When we hear “South America,” Spanish and Portuguese immediately come to mind, but there’s more to the continent than meets the eye.
To get a deeper understanding of the region’s language composition, we decided to explore themost spokenindigenous and immigrant languages in South America.
Most Spoken Indigenous Languages In South America:
Quechua (Andean region)
Our adventure begins with 8 million Quechua speakers who reside on top of breathtaking Andes Mountains in Peru, Ecuador, Bolivia, Chile, Argentina, and Colombia.
Known for their intricate woven textiles and complex history as an Inca Empire language that was forced out by colonization.
Guarani (Paraguay and surrounding areas)
With five million native speakers primarily living in Paraguay, along with communities scattered across Brazil’s Mato Grosso Do Sul state, this Jesuit reduction language has roots dating back at least to when Columbus sailed to the Americas.
Aymara (Peru & Bolivia)
Approximately 2.5 million people speak this fascinating family group believed to have originated from Lake Titicaca long before Incas arrived!
This beautiful tongue is still spoken by half a million Chileans, mostly descendants of its celebrated warriors or mapuche, which means “people of earth.”
Some theories suggest they were part of what historians refer today as lapita culture from present-day Fiji around two thousand years ago!
Language indigenous tribes are unique because they only teach their children orally how to speak Guajiro.
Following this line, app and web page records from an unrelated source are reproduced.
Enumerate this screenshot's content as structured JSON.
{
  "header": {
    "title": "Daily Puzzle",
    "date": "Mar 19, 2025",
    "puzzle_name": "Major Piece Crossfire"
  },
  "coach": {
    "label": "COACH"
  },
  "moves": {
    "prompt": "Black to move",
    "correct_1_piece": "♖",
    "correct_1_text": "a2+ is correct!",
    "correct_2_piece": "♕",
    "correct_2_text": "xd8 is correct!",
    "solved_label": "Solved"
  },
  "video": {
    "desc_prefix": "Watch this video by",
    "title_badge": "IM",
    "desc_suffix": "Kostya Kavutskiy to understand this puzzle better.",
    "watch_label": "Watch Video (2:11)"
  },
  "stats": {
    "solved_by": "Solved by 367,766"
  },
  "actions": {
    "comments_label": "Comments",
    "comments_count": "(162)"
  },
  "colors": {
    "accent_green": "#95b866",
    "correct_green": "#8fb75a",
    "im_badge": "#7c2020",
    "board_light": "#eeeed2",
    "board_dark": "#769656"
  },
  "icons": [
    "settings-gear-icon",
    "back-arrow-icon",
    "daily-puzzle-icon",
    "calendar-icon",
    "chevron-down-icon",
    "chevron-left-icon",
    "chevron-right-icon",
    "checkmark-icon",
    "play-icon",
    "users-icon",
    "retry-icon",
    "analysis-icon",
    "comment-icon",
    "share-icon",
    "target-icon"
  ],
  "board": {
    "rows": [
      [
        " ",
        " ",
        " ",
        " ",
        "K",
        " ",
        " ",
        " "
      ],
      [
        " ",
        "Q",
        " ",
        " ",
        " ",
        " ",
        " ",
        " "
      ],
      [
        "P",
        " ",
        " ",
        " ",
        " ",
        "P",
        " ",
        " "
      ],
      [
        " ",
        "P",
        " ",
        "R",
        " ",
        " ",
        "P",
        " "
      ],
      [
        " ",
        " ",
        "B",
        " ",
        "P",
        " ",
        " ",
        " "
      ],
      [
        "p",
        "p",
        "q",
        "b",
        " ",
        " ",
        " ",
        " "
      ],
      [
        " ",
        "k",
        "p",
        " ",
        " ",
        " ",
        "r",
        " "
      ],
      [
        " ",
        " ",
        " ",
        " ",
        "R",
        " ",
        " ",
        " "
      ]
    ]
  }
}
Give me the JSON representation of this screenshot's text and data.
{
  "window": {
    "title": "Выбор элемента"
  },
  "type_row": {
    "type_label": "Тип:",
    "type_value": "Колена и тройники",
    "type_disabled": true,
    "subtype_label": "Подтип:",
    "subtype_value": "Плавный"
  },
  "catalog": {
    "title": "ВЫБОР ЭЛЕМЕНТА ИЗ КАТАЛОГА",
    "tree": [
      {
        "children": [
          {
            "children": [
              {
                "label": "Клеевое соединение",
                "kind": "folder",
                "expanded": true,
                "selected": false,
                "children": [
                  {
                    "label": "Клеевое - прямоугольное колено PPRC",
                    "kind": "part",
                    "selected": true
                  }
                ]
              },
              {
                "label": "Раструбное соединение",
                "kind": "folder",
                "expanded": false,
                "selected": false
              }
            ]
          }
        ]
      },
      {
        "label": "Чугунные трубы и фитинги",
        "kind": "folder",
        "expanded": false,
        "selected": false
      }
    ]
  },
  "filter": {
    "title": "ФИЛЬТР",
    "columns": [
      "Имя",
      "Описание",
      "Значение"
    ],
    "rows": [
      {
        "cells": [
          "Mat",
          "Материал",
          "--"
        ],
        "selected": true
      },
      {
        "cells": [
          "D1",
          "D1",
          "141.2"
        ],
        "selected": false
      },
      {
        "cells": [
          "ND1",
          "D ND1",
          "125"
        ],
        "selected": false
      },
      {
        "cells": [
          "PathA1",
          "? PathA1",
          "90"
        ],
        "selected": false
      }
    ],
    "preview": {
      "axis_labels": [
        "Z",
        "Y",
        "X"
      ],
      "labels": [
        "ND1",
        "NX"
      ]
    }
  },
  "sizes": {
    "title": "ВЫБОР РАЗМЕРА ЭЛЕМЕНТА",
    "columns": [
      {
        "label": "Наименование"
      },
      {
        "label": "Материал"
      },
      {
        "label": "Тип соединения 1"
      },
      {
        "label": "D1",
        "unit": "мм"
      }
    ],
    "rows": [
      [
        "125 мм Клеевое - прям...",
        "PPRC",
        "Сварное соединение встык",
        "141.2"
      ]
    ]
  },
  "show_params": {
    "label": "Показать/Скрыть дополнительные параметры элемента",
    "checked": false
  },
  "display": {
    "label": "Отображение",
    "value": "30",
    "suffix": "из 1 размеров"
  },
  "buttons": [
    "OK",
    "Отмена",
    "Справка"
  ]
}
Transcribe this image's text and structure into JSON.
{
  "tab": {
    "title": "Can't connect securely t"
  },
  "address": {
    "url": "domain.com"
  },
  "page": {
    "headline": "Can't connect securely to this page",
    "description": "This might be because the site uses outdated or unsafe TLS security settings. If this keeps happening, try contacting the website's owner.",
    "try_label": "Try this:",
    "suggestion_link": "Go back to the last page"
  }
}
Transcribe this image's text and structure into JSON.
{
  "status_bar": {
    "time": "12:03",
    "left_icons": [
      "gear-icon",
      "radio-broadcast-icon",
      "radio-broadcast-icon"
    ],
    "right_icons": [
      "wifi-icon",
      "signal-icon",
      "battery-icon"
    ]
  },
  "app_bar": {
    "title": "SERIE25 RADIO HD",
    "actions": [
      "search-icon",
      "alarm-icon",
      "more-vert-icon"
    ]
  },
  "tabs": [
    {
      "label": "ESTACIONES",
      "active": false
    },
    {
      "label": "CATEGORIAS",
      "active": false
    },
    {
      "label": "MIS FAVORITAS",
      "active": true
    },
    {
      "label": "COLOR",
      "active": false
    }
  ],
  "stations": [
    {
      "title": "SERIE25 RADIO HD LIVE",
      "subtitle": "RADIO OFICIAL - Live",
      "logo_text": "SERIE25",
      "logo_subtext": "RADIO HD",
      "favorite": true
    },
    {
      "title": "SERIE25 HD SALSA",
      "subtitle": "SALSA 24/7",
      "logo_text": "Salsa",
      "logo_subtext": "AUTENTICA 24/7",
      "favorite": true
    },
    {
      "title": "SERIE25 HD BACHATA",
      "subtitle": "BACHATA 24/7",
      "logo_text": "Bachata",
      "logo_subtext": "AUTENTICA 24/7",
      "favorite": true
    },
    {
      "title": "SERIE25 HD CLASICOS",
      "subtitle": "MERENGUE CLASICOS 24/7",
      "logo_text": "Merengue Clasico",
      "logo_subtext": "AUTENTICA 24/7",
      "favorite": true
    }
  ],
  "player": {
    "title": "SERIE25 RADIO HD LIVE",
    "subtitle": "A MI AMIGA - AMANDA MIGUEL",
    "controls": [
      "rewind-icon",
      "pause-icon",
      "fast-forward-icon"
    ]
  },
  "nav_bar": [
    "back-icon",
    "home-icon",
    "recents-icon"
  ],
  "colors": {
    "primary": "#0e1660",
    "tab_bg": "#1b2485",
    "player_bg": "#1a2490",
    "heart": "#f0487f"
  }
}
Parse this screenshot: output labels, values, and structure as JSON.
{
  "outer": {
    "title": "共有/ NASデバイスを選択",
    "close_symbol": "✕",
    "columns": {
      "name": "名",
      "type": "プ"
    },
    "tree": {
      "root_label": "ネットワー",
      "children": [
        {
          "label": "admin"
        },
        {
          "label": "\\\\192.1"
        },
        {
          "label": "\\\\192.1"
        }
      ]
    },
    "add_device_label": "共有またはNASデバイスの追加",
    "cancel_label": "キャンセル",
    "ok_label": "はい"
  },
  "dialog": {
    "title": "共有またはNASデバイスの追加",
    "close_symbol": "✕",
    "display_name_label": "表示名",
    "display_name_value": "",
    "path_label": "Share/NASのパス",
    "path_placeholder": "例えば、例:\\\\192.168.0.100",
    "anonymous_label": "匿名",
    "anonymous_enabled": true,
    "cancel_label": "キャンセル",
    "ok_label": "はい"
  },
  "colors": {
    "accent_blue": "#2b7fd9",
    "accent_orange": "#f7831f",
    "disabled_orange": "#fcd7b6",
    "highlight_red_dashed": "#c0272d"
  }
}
Many cultural experts believe this maintains their community cohesion, despite adverse social pressures like political ideologies that try separating them from their identity among mainstream civilization efforts.
The Embera tribe hails from Pacific coastal regions where mud and thatch dwellings, and dugout canoes are the norm.
With a population of approximate tens-of-thousands, many now reside on Colombia’s Caribbean coast.
With 60k speakers concentrated in southwestern Colombia, the Páez language was already under threat.
This was due to the rise of farmers in regions occupied until then only by indigenous people during the early 20th century, because of its position between two major rivers.
For locals living along remote stretches flanking Peru-Brazil frontier sharing their unique intonations with around fifty thousand tribesmen maintaining cultural heritage while surviving within Amazonian basin climate conditions!
Top Immigrant Languages In South America:
Next up is Spanish, which may come as no surprise given colonialism’s vast influence and current prevalence throughout Latin America!
Around two hundred million people speak this romance language across nineteen sovereign states today some swear it’s spoken differently from country to country.
Surprisingly enough, Portuguese outranks French or German after Spanish, with an impressive 210 million speakers globally.
They are spread out over Angola, Mozambique, East Timor, Brazil, Portugal, Guinea-Bissau, Cape Verde, São Tomé and Príncipe, Goa, and the Macau territory (China).
None are more prominent than Brazil’s multicultural society, whose music, foods, dance, and customs form bonds with others almost immediately upon arriving!
Now we have English commonly known as lingua franca for business among non-native speakers all ovet the globe, particularly, those doing online business prevalent languages taught at schools.
Even if you don’t travel often, knowing basic English phrases might help communicate better when encountering strangers who speak different native tongues.
Such as Brazilians, Argentinians, Chileans, Peruvians, plus several islands like Trinidad, Tobago, Guyana, Jamaica, Barbados, Grenada, Bahamas, Belize, and St. Vincent & The Grenadines, which are Commonwealth realms.
In Suriname on South American continent gives us the Dutch language, where approximately 60% of Surinamese speaks it as their primary idiom. Originally colonized by Dutch in early centuries.
A minority language that gained a foothold among immigrants, nowadays mainly through food and culture; some estimate that over a million Italians live in Buenos Aires.
They make themselves known through their excellent cuisine, available all across Argentina!
We can’t forget about Germany’s influence. Communities from there have left marks on Chile, Brazil, Ecuador, Peru, and Venezuela.
They converse silently while they take jabs at critics who twist words to suit purposes unknown to others.
Some are dominant, yet they maintain customs from their previous countries. Such a mix includes events like beer festivals and Oktoberfest even!